WHAT IS NEEDED: For each line below with the word "views", write out a copy.

═════ EXERCISE DATA

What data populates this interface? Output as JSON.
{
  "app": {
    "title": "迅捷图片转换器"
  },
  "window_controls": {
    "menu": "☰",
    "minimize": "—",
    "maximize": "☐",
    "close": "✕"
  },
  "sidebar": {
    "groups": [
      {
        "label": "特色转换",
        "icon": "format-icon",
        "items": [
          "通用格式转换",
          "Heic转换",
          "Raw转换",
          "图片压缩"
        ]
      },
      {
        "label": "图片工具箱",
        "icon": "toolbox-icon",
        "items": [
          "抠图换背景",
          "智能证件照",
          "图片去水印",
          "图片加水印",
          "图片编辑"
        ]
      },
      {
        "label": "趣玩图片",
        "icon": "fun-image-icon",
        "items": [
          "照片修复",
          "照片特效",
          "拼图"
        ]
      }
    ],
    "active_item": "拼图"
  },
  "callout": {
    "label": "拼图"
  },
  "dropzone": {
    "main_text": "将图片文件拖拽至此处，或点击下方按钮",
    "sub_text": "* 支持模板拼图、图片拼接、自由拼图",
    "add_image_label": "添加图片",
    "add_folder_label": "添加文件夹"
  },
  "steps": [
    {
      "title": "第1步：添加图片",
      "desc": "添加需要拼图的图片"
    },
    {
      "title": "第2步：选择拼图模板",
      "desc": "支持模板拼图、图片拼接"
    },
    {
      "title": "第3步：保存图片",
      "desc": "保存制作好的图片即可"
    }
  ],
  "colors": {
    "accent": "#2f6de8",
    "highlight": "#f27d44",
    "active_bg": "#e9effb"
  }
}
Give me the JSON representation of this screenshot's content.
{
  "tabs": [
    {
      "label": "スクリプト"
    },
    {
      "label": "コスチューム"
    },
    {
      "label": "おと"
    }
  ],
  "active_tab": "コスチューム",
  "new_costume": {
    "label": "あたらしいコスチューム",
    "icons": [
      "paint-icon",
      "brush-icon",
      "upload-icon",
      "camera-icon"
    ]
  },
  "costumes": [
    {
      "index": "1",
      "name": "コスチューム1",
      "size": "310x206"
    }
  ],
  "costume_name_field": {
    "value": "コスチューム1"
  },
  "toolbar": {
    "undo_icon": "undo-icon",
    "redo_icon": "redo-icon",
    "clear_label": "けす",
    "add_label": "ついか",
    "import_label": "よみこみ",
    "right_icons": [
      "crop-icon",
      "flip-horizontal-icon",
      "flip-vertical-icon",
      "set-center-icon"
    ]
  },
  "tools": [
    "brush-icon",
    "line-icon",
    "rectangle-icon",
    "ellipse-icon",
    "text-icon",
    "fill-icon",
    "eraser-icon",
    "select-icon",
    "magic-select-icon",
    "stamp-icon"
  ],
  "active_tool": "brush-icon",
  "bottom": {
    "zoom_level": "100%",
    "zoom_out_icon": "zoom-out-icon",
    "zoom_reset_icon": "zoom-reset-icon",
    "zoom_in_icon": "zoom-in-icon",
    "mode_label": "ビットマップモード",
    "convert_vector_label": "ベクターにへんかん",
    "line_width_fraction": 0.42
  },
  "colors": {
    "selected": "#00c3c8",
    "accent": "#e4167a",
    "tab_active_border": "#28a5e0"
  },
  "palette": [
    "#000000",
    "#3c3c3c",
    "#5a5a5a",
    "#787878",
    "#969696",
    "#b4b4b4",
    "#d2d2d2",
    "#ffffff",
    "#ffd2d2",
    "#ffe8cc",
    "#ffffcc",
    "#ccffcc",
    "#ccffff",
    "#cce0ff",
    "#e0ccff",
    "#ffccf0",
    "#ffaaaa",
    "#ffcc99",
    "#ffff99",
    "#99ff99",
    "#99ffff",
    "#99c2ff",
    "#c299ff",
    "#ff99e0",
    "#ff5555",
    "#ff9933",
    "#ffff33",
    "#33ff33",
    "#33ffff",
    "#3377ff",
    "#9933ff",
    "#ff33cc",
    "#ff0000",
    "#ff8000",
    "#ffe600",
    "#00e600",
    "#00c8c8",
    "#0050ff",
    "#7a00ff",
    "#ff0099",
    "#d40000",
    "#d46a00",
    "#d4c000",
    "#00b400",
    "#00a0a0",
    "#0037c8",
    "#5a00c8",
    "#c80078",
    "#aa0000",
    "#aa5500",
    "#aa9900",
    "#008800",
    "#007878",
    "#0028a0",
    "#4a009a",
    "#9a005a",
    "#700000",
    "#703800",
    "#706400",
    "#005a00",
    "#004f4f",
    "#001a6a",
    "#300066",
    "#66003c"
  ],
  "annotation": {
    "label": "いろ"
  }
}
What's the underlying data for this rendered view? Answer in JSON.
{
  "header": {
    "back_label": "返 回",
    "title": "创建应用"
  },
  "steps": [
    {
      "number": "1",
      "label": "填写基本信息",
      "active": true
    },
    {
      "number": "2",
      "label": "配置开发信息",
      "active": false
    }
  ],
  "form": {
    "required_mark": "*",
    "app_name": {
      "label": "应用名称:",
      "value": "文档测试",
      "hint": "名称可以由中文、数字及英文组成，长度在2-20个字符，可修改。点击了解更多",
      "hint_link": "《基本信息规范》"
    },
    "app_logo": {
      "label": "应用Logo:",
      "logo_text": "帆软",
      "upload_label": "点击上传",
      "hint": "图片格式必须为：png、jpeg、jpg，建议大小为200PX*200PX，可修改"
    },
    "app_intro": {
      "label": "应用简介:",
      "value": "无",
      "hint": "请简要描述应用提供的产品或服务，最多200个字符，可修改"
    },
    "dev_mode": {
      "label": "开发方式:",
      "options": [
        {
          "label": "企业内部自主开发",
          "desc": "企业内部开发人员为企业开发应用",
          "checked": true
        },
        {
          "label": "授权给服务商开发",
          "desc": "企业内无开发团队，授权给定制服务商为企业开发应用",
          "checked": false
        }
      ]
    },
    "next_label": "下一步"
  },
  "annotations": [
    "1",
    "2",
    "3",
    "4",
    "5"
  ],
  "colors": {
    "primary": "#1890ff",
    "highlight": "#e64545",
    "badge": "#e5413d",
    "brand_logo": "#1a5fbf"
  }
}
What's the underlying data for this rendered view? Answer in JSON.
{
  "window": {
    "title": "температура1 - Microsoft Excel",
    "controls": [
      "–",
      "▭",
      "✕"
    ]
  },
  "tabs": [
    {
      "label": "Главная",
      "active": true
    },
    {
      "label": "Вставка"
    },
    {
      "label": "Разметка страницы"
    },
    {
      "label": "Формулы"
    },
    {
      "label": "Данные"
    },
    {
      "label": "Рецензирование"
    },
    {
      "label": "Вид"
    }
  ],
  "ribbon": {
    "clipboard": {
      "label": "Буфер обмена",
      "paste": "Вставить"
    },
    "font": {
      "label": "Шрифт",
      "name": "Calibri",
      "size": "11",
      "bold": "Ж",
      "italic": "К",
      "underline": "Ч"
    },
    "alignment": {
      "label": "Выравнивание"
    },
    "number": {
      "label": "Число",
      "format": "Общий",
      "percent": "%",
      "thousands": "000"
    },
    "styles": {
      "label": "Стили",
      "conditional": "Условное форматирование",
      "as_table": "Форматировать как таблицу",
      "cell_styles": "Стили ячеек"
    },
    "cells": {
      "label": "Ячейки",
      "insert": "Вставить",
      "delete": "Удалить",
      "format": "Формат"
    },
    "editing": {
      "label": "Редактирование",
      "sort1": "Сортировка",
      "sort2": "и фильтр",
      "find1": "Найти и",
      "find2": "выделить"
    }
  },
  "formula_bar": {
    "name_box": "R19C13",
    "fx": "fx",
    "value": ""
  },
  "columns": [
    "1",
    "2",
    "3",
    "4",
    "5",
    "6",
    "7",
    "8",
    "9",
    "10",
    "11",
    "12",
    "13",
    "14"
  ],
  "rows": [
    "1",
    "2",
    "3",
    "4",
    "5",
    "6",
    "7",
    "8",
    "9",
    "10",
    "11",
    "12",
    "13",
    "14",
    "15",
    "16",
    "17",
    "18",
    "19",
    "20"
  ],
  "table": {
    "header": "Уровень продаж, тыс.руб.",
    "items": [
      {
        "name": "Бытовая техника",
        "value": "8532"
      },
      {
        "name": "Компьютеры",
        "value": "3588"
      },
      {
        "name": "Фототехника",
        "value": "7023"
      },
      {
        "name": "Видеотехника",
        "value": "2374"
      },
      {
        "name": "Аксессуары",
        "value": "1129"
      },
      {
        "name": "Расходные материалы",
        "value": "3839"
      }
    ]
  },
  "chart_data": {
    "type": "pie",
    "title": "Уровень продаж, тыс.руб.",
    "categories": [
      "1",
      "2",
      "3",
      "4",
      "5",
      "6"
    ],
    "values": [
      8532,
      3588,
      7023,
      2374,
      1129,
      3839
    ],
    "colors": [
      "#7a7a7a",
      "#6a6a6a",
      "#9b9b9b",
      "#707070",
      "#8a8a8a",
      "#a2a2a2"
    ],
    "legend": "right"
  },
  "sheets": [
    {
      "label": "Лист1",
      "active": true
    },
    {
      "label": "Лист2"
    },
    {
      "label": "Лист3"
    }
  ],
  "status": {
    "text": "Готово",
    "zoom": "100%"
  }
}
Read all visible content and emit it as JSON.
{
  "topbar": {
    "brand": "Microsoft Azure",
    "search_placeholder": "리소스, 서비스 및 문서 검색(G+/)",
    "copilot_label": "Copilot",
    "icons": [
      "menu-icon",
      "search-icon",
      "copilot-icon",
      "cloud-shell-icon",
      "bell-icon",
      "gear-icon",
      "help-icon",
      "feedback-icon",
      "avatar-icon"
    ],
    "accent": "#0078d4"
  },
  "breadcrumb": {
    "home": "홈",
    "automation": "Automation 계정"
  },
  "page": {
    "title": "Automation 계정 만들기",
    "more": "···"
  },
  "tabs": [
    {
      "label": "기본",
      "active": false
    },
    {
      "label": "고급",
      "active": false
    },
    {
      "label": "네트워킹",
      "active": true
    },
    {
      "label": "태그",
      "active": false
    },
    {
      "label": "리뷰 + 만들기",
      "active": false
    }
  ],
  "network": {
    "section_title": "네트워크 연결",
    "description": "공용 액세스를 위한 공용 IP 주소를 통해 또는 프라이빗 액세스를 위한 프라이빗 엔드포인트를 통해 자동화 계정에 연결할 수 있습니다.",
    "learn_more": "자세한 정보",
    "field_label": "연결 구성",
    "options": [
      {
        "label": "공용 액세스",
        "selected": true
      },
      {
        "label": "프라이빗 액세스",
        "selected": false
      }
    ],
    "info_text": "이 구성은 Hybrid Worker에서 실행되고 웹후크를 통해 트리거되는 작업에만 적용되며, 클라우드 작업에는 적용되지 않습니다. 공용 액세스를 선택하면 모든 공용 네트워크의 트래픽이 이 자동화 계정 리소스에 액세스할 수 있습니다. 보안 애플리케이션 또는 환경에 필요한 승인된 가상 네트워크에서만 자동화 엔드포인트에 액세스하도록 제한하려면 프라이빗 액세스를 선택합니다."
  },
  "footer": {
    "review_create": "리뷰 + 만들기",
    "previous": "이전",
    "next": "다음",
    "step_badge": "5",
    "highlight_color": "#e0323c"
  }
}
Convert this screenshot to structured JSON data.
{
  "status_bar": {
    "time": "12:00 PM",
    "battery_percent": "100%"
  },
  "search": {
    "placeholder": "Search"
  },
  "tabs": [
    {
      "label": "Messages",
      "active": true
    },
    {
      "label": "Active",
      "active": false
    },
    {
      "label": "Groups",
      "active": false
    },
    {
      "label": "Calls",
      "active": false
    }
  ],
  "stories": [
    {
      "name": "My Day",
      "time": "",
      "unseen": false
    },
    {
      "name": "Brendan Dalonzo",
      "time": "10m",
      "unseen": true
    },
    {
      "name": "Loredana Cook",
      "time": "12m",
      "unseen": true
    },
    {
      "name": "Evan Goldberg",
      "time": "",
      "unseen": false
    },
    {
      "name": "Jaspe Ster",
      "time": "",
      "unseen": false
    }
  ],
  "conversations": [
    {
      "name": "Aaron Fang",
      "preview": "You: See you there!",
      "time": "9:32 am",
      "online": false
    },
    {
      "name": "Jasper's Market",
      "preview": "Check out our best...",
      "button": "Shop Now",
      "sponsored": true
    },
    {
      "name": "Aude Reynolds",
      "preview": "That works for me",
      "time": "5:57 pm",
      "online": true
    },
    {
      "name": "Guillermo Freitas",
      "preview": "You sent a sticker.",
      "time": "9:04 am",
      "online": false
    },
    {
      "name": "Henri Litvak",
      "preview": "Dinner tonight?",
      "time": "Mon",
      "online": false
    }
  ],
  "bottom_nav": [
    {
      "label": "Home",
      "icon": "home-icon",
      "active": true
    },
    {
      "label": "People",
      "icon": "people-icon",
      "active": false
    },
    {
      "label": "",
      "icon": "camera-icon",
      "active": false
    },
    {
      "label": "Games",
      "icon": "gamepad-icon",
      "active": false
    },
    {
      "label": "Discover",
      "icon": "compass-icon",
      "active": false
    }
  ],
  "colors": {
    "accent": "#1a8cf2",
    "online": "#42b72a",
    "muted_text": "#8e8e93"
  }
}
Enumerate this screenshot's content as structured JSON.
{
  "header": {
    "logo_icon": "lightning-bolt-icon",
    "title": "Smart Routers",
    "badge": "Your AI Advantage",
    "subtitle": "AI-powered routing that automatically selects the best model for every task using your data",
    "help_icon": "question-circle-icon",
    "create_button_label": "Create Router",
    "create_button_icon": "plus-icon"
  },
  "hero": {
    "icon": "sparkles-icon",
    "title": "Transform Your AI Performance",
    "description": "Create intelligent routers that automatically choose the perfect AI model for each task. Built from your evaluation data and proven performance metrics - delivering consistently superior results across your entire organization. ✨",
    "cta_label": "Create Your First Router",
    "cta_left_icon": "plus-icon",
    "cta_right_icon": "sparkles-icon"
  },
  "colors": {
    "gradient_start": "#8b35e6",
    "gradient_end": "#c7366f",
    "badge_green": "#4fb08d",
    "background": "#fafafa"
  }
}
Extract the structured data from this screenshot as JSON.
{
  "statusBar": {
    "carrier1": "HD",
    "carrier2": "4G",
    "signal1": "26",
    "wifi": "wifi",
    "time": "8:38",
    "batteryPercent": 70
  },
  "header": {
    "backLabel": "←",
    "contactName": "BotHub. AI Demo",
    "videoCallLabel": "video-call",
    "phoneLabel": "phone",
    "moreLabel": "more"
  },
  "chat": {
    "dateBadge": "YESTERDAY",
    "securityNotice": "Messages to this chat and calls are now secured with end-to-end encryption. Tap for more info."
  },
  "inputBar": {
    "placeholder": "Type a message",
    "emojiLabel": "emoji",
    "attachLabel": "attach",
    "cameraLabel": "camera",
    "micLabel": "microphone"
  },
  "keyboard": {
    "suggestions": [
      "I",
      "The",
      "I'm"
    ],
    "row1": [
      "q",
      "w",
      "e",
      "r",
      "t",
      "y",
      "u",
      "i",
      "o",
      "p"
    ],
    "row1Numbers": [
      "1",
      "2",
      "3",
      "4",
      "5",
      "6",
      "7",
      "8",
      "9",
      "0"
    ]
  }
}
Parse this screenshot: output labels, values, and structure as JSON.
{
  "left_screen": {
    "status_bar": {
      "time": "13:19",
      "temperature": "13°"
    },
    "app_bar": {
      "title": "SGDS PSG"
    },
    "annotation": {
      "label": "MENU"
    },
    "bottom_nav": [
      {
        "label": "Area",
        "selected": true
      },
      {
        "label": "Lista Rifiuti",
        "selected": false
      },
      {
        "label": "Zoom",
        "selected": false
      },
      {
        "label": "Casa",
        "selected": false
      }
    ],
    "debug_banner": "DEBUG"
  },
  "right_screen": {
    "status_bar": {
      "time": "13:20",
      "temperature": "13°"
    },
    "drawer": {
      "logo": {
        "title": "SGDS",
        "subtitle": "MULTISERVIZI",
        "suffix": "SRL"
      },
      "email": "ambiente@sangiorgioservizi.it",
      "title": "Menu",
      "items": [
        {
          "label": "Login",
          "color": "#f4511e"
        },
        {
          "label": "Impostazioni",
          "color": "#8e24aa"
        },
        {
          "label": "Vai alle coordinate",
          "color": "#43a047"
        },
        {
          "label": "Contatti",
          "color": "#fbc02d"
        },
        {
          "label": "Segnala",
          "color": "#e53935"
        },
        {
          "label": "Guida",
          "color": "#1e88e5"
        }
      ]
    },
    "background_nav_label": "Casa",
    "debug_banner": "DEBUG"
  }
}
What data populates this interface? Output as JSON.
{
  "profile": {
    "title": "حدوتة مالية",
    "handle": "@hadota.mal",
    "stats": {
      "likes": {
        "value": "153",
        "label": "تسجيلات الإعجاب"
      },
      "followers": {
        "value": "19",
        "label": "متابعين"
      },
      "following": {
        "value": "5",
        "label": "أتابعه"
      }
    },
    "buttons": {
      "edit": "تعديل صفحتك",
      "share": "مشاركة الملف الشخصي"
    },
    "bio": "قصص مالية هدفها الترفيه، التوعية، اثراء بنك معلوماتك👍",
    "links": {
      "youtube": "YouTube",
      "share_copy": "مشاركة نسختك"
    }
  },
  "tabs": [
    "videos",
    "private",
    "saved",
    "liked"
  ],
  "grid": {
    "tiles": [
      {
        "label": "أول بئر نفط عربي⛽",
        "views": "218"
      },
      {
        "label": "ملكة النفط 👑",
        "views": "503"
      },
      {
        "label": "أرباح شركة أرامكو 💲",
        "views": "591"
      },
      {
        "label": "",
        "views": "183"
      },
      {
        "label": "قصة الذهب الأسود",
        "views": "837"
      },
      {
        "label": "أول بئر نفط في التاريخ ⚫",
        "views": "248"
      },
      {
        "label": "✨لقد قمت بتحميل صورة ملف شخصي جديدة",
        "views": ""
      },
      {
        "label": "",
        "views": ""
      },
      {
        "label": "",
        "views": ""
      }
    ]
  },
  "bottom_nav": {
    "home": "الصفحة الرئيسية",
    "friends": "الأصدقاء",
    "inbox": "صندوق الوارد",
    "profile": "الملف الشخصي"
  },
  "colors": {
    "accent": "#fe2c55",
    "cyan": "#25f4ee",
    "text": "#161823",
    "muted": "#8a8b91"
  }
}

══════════

THE COMPLETED TASK:
        "views": "218"
        "views": "503"
        "views": "591"
        "views": "183"
        "views": "837"
        "views": "248"
        "views": ""
        "views": ""
        "views": ""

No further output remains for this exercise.